* [Exercise directions]:
Please copy each line of the records below that includes the word "would".

* [Materials provided]:

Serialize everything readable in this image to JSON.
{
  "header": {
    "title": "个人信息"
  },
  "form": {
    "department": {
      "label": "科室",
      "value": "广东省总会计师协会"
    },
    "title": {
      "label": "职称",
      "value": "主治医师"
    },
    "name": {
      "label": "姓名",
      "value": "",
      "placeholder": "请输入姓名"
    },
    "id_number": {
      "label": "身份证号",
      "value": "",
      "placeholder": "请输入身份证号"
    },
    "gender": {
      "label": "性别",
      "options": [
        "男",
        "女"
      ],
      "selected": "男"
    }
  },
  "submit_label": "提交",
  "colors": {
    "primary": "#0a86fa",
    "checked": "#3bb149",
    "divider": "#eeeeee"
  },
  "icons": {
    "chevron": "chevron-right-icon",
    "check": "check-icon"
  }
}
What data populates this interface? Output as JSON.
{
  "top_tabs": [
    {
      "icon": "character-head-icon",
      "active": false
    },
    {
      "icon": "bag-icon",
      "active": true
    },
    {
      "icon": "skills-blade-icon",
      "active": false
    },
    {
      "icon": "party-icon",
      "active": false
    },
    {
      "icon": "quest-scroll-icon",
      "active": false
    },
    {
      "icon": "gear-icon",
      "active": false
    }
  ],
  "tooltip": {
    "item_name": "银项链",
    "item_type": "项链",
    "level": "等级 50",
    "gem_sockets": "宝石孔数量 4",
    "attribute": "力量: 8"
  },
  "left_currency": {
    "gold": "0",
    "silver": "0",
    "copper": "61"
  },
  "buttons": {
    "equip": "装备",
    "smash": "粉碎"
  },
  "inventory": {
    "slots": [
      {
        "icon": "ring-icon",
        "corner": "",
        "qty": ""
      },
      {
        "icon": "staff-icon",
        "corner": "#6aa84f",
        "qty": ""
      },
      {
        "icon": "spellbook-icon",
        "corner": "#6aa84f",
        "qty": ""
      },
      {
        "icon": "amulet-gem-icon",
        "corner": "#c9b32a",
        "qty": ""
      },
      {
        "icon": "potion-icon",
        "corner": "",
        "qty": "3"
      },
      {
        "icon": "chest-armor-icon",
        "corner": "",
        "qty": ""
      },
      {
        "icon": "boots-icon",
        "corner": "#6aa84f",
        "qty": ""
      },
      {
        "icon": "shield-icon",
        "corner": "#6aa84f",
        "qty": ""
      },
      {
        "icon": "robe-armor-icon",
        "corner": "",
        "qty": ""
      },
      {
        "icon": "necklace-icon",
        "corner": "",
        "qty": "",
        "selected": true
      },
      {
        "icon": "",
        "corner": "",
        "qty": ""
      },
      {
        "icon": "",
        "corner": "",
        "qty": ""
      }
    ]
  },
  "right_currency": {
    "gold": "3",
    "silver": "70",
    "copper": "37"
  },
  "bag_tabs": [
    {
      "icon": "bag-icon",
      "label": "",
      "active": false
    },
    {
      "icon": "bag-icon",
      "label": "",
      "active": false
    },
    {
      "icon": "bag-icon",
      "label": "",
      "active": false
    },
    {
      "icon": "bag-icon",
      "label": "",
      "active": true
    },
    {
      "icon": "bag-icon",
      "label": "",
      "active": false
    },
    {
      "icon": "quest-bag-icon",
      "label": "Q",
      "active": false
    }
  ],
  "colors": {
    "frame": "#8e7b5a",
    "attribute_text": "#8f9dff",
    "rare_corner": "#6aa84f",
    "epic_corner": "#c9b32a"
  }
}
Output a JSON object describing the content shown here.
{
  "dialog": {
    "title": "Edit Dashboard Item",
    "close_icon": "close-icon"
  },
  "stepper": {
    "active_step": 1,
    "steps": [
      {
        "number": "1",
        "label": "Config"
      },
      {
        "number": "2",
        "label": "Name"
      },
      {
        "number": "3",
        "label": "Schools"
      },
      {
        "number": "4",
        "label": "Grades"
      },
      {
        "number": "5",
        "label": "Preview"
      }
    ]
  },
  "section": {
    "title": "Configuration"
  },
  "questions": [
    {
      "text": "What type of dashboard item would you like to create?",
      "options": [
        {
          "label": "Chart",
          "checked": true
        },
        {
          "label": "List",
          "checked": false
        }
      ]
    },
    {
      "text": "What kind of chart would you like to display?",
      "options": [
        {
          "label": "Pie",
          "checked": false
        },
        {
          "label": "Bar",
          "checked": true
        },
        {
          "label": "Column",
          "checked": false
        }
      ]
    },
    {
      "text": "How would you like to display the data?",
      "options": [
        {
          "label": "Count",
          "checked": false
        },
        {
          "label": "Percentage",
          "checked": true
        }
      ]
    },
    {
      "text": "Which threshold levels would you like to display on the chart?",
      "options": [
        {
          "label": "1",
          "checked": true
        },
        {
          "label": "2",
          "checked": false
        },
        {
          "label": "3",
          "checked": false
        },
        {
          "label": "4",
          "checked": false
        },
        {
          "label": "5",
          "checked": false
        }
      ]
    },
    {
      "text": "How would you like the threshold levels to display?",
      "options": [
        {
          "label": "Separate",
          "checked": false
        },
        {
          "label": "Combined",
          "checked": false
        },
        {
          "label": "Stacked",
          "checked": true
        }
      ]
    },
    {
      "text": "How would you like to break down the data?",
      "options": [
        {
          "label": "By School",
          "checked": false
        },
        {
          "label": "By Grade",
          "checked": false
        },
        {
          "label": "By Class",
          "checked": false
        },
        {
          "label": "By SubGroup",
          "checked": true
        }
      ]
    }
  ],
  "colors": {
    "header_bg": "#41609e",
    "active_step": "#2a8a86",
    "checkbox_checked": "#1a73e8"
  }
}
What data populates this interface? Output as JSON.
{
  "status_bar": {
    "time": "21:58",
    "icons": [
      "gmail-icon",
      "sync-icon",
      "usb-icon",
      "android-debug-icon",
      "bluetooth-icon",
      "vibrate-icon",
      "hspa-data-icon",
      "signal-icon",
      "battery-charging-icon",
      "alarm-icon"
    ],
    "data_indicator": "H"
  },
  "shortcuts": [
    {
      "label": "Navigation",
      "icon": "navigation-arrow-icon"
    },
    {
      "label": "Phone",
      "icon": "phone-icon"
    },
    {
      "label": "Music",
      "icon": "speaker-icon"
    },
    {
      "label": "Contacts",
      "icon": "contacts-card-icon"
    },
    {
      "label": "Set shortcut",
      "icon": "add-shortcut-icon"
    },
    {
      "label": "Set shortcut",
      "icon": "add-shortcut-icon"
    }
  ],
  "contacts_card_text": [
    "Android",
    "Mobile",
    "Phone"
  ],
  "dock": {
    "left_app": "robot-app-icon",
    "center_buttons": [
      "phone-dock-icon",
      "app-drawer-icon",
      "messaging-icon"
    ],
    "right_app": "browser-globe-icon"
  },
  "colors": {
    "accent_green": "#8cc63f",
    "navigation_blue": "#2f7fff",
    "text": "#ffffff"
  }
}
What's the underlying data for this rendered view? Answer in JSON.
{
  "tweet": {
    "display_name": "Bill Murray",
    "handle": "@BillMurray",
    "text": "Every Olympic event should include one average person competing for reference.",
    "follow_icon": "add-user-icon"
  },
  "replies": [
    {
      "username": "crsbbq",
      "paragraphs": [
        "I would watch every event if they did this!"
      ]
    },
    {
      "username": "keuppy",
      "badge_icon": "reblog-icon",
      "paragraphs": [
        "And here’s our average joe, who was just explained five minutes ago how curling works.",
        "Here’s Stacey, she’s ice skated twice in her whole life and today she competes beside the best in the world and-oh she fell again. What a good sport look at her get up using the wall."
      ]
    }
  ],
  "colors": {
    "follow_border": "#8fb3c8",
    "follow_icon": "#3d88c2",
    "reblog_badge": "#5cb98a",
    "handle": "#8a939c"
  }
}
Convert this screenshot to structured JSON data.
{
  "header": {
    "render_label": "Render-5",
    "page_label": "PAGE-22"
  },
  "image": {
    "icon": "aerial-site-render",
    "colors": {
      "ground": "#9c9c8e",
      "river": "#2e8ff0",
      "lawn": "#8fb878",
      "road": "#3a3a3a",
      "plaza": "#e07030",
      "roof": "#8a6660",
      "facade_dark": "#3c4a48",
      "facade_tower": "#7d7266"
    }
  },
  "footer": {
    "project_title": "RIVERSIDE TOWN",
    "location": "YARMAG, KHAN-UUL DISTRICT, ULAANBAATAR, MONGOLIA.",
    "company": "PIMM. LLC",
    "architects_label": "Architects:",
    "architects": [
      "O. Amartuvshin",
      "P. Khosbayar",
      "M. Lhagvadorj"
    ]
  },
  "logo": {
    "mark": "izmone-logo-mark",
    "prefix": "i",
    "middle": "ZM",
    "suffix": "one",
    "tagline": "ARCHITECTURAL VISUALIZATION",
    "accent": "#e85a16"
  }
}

* [Output for this task]:
      "text": "What type of dashboard item would you like to create?",
      "text": "What kind of chart would you like to display?",
      "text": "How would you like to display the data?",
      "text": "Which threshold levels would you like to display on the chart?",
      "text": "How would you like the threshold levels to display?",
      "text": "How would you like to break down the data?",
        "I would watch every event if they did this!"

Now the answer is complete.